Sticking with the number 21, Lifehack.org has 21 common expressions often used incorrectly. I admit I’m guilting of palming off “pawn off” as a phrase many times. I had no idea! Most of the rest of them I haven’t misused or even seen/heard misused. I do remember many years ago listening to some boor say at a gathering “I cease to amaze myself” and I commented “I’m right there with you.” That’s all that comes to mind (and it’s not even on the list).
Slate’s history blog The Vault has a post up about, and including, a mid-century map of American folklore. Mid 20th century, of course.
Apparently Mark Zuckerberg and friends want to provide internet to everybody. Coincidentally, developing more profitable service provider businesses is the way to do this [I detect sarcasm]. Do I yawn, grimace, or both? Is there a fancy foreign word for what I’m feeling? [English already has this covered, dude: the word is ‘contempt’]

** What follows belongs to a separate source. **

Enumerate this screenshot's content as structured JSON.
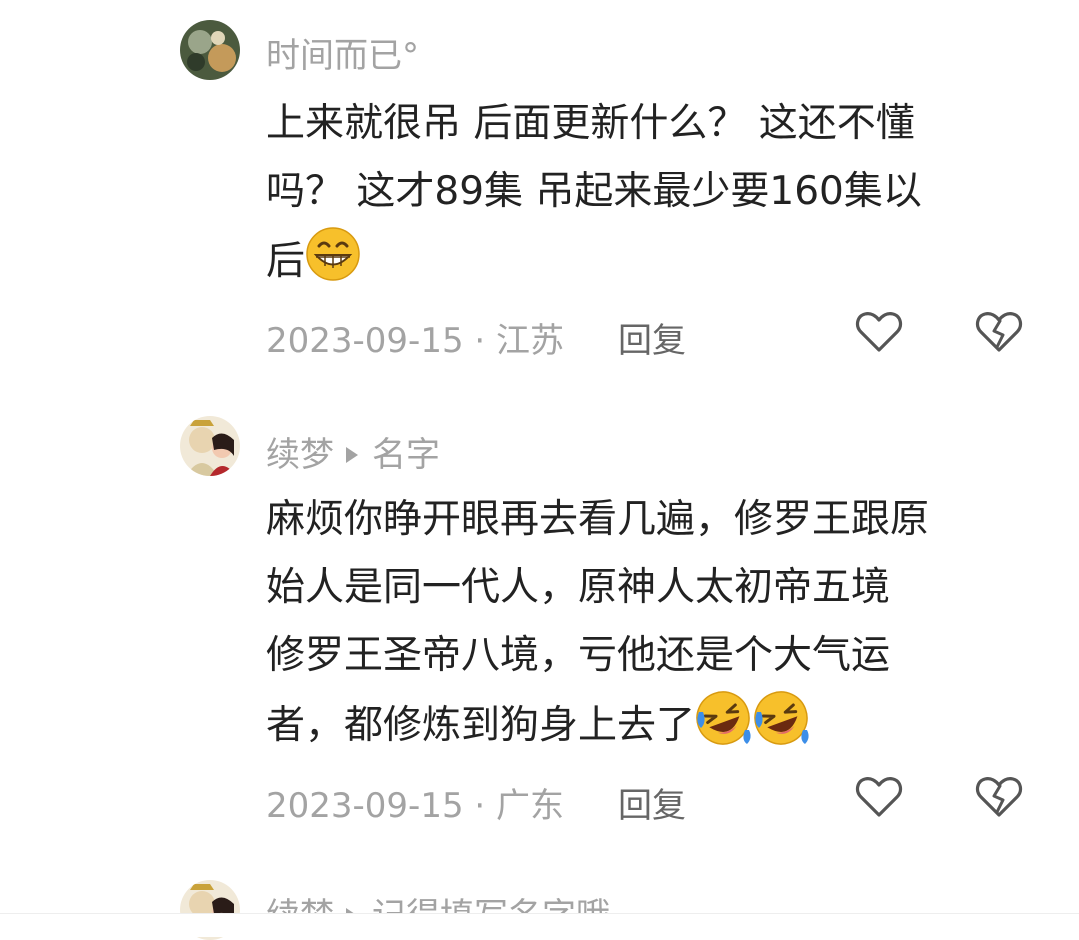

Another perfect #slatepitch: Farhad Manjoo writes about how he hired an online personal assistant and how that did not work well for him. It looks like an interesting read. Will one of you please read this and send me a summary by end of business today? Thank you.
For all my fellow writers out there, who like me read about writing as much or more than we write, here is an interview with Junot Diaz about how he writes.
Some belated good news: President Obama has replaced the White House solar panels that had been removed by then-President Reagan.